Provided records Start Marker
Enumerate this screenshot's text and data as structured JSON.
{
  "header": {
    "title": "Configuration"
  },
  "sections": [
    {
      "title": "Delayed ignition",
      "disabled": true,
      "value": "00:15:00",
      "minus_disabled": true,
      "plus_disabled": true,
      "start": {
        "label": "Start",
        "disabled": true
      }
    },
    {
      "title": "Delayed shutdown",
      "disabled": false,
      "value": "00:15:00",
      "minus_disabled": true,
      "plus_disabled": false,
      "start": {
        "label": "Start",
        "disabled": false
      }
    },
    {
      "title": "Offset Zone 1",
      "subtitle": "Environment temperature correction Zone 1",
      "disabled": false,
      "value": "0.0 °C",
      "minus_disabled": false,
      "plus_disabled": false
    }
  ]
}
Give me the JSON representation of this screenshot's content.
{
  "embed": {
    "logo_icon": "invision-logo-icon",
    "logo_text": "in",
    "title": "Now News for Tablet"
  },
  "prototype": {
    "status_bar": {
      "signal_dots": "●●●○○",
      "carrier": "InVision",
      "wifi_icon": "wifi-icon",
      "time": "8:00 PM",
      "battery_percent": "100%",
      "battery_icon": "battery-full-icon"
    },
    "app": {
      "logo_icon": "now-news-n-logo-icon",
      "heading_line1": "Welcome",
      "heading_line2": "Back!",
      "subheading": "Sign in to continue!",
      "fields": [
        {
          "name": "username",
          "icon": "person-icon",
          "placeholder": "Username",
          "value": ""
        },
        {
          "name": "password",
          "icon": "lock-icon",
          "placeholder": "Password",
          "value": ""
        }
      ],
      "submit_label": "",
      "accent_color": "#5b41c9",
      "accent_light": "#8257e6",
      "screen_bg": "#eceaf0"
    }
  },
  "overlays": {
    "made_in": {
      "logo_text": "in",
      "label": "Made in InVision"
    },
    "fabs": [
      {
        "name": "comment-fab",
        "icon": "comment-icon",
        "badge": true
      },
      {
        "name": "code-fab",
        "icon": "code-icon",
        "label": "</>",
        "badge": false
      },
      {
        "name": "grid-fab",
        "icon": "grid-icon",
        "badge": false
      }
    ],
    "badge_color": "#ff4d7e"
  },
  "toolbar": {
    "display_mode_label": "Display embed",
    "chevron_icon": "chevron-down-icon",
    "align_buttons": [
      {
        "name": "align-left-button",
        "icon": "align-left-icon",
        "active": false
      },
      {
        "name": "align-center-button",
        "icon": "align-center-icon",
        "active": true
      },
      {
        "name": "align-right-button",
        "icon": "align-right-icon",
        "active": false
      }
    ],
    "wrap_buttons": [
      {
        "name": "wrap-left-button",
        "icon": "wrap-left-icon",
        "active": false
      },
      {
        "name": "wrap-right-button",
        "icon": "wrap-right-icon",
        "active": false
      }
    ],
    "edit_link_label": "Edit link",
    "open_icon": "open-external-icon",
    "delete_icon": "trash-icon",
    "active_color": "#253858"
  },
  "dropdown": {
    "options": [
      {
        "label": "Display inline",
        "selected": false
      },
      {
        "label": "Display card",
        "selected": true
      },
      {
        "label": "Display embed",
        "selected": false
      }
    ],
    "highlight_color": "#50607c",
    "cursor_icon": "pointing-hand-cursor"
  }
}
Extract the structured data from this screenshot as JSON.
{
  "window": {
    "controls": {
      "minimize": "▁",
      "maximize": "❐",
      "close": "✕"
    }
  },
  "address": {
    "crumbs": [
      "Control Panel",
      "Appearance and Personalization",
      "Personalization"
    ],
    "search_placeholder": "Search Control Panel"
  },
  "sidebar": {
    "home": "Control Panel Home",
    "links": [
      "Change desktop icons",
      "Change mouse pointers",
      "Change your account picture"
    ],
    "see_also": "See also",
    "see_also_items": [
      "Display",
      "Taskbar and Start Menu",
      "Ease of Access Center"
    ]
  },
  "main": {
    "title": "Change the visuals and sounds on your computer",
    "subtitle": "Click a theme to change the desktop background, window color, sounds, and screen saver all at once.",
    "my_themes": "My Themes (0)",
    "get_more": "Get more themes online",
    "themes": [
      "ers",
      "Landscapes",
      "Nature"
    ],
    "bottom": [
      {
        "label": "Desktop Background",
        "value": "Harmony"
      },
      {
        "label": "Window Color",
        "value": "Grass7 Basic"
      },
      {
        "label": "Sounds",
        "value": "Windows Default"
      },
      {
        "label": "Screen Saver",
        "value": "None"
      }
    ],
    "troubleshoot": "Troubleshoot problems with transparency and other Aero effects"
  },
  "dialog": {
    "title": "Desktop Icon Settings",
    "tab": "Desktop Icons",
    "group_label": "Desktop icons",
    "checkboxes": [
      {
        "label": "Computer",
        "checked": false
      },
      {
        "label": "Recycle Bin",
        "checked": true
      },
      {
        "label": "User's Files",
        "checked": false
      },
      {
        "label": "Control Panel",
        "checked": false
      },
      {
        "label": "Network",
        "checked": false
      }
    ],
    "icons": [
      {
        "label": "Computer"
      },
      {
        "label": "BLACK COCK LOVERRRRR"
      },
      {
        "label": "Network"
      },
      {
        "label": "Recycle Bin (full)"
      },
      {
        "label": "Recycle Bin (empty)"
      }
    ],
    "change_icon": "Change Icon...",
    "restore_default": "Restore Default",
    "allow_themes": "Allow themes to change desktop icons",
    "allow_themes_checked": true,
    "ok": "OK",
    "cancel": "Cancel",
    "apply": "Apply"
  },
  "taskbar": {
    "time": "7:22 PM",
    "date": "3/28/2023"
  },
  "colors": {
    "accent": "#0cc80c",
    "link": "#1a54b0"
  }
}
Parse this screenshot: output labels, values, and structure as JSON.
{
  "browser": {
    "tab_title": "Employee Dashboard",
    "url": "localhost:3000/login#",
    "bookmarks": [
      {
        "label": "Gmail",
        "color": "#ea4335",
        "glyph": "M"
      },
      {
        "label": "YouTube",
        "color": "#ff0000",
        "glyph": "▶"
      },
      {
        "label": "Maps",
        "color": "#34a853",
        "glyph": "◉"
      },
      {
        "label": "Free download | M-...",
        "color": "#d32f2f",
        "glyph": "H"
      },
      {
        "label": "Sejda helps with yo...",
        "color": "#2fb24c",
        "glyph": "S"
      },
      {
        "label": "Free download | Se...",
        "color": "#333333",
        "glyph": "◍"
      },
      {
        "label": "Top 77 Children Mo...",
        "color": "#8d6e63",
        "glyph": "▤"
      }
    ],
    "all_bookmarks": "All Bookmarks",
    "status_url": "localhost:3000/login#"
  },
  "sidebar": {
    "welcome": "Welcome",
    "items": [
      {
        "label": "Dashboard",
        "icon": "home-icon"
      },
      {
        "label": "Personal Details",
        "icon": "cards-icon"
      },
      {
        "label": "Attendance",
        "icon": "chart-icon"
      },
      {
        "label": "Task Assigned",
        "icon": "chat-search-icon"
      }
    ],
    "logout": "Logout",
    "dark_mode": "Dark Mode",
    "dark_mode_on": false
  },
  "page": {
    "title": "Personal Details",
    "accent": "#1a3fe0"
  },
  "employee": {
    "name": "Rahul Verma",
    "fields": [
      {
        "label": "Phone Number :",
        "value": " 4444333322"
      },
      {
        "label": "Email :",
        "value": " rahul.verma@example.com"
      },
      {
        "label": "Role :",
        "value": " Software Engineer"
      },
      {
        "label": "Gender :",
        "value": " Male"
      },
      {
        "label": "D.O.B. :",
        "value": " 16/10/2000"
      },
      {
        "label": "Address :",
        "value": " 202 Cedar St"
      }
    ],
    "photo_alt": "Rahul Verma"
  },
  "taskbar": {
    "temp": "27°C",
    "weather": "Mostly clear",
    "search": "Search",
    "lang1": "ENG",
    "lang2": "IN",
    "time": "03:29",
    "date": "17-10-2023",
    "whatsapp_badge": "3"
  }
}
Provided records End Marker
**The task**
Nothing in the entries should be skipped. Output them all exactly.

**Response area**
Enumerate this screenshot's text and data as structured JSON.
{
  "header": {
    "title": "Configuration"
  },
  "sections": [
    {
      "title": "Delayed ignition",
      "disabled": true,
      "value": "00:15:00",
      "minus_disabled": true,
      "plus_disabled": true,
      "start": {
        "label": "Start",
        "disabled": true
      }
    },
    {
      "title": "Delayed shutdown",
      "disabled": false,
      "value": "00:15:00",
      "minus_disabled": true,
      "plus_disabled": false,
      "start": {
        "label": "Start",
        "disabled": false
      }
    },
    {
      "title": "Offset Zone 1",
      "subtitle": "Environment temperature correction Zone 1",
      "disabled": false,
      "value": "0.0 °C",
      "minus_disabled": false,
      "plus_disabled": false
    }
  ]
}
Give me the JSON representation of this screenshot's content.
{
  "embed": {
    "logo_icon": "invision-logo-icon",
    "logo_text": "in",
    "title": "Now News for Tablet"
  },
  "prototype": {
    "status_bar": {
      "signal_dots": "●●●○○",
      "carrier": "InVision",
      "wifi_icon": "wifi-icon",
      "time": "8:00 PM",
      "battery_percent": "100%",
      "battery_icon": "battery-full-icon"
    },
    "app": {
      "logo_icon": "now-news-n-logo-icon",
      "heading_line1": "Welcome",
      "heading_line2": "Back!",
      "subheading": "Sign in to continue!",
      "fields": [
        {
          "name": "username",
          "icon": "person-icon",
          "placeholder": "Username",
          "value": ""
        },
        {
          "name": "password",
          "icon": "lock-icon",
          "placeholder": "Password",
          "value": ""
        }
      ],
      "submit_label": "",
      "accent_color": "#5b41c9",
      "accent_light": "#8257e6",
      "screen_bg": "#eceaf0"
    }
  },
  "overlays": {
    "made_in": {
      "logo_text": "in",
      "label": "Made in InVision"
    },
    "fabs": [
      {
        "name": "comment-fab",
        "icon": "comment-icon",
        "badge": true
      },
      {
        "name": "code-fab",
        "icon": "code-icon",
        "label": "</>",
        "badge": false
      },
      {
        "name": "grid-fab",
        "icon": "grid-icon",
        "badge": false
      }
    ],
    "badge_color": "#ff4d7e"
  },
  "toolbar": {
    "display_mode_label": "Display embed",
    "chevron_icon": "chevron-down-icon",
    "align_buttons": [
      {
        "name": "align-left-button",
        "icon": "align-left-icon",
        "active": false
      },
      {
        "name": "align-center-button",
        "icon": "align-center-icon",
        "active": true
      },
      {
        "name": "align-right-button",
        "icon": "align-right-icon",
        "active": false
      }
    ],
    "wrap_buttons": [
      {
        "name": "wrap-left-button",
        "icon": "wrap-left-icon",
        "active": false
      },
      {
        "name": "wrap-right-button",
        "icon": "wrap-right-icon",
        "active": false
      }
    ],
    "edit_link_label": "Edit link",
    "open_icon": "open-external-icon",
    "delete_icon": "trash-icon",
    "active_color": "#253858"
  },
  "dropdown": {
    "options": [
      {
        "label": "Display inline",
        "selected": false
      },
      {
        "label": "Display card",
        "selected": true
      },
      {
        "label": "Display embed",
        "selected": false
      }
    ],
    "highlight_color": "#50607c",
    "cursor_icon": "pointing-hand-cursor"
  }
}
Extract the structured data from this screenshot as JSON.
{
  "window": {
    "controls": {
      "minimize": "▁",
      "maximize": "❐",
      "close": "✕"
    }
  },
  "address": {
    "crumbs": [
      "Control Panel",
      "Appearance and Personalization",
      "Personalization"
    ],
    "search_placeholder": "Search Control Panel"
  },
  "sidebar": {
    "home": "Control Panel Home",
    "links": [
      "Change desktop icons",
      "Change mouse pointers",
      "Change your account picture"
    ],
    "see_also": "See also",
    "see_also_items": [
      "Display",
      "Taskbar and Start Menu",
      "Ease of Access Center"
    ]
  },
  "main": {
    "title": "Change the visuals and sounds on your computer",
    "subtitle": "Click a theme to change the desktop background, window color, sounds, and screen saver all at once.",
    "my_themes": "My Themes (0)",
    "get_more": "Get more themes online",
    "themes": [
      "ers",
      "Landscapes",
      "Nature"
    ],
    "bottom": [
      {
        "label": "Desktop Background",
        "value": "Harmony"
      },
      {
        "label": "Window Color",
        "value": "Grass7 Basic"
      },
      {
        "label": "Sounds",
        "value": "Windows Default"
      },
      {
        "label": "Screen Saver",
        "value": "None"
      }
    ],
    "troubleshoot": "Troubleshoot problems with transparency and other Aero effects"
  },
  "dialog": {
    "title": "Desktop Icon Settings",
    "tab": "Desktop Icons",
    "group_label": "Desktop icons",
    "checkboxes": [
      {
        "label": "Computer",
        "checked": false
      },
      {
        "label": "Recycle Bin",
        "checked": true
      },
      {
        "label": "User's Files",
        "checked": false
      },
      {
        "label": "Control Panel",
        "checked": false
      },
      {
        "label": "Network",
        "checked": false
      }
    ],
    "icons": [
      {
        "label": "Computer"
      },
      {
        "label": "BLACK COCK LOVERRRRR"
      },
      {
        "label": "Network"
      },
      {
        "label": "Recycle Bin (full)"
      },
      {
        "label": "Recycle Bin (empty)"
      }
    ],
    "change_icon": "Change Icon...",
    "restore_default": "Restore Default",
    "allow_themes": "Allow themes to change desktop icons",
    "allow_themes_checked": true,
    "ok": "OK",
    "cancel": "Cancel",
    "apply": "Apply"
  },
  "taskbar": {
    "time": "7:22 PM",
    "date": "3/28/2023"
  },
  "colors": {
    "accent": "#0cc80c",
    "link": "#1a54b0"
  }
}
Parse this screenshot: output labels, values, and structure as JSON.
{
  "browser": {
    "tab_title": "Employee Dashboard",
    "url": "localhost:3000/login#",
    "bookmarks": [
      {
        "label": "Gmail",
        "color": "#ea4335",
        "glyph": "M"
      },
      {
        "label": "YouTube",
        "color": "#ff0000",
        "glyph": "▶"
      },
      {
        "label": "Maps",
        "color": "#34a853",
        "glyph": "◉"
      },
      {
        "label": "Free download | M-...",
        "color": "#d32f2f",
        "glyph": "H"
      },
      {
        "label": "Sejda helps with yo...",
        "color": "#2fb24c",
        "glyph": "S"
      },
      {
        "label": "Free download | Se...",
        "color": "#333333",
        "glyph": "◍"
      },
      {
        "label": "Top 77 Children Mo...",
        "color": "#8d6e63",
        "glyph": "▤"
      }
    ],
    "all_bookmarks": "All Bookmarks",
    "status_url": "localhost:3000/login#"
  },
  "sidebar": {
    "welcome": "Welcome",
    "items": [
      {
        "label": "Dashboard",
        "icon": "home-icon"
      },
      {
        "label": "Personal Details",
        "icon": "cards-icon"
      },
      {
        "label": "Attendance",
        "icon": "chart-icon"
      },
      {
        "label": "Task Assigned",
        "icon": "chat-search-icon"
      }
    ],
    "logout": "Logout",
    "dark_mode": "Dark Mode",
    "dark_mode_on": false
  },
  "page": {
    "title": "Personal Details",
    "accent": "#1a3fe0"
  },
  "employee": {
    "name": "Rahul Verma",
    "fields": [
      {
        "label": "Phone Number :",
        "value": " 4444333322"
      },
      {
        "label": "Email :",
        "value": " rahul.verma@example.com"
      },
      {
        "label": "Role :",
        "value": " Software Engineer"
      },
      {
        "label": "Gender :",
        "value": " Male"
      },
      {
        "label": "D.O.B. :",
        "value": " 16/10/2000"
      },
      {
        "label": "Address :",
        "value": " 202 Cedar St"
      }
    ],
    "photo_alt": "Rahul Verma"
  },
  "taskbar": {
    "temp": "27°C",
    "weather": "Mostly clear",
    "search": "Search",
    "lang1": "ENG",
    "lang2": "IN",
    "time": "03:29",
    "date": "17-10-2023",
    "whatsapp_badge": "3"
  }
}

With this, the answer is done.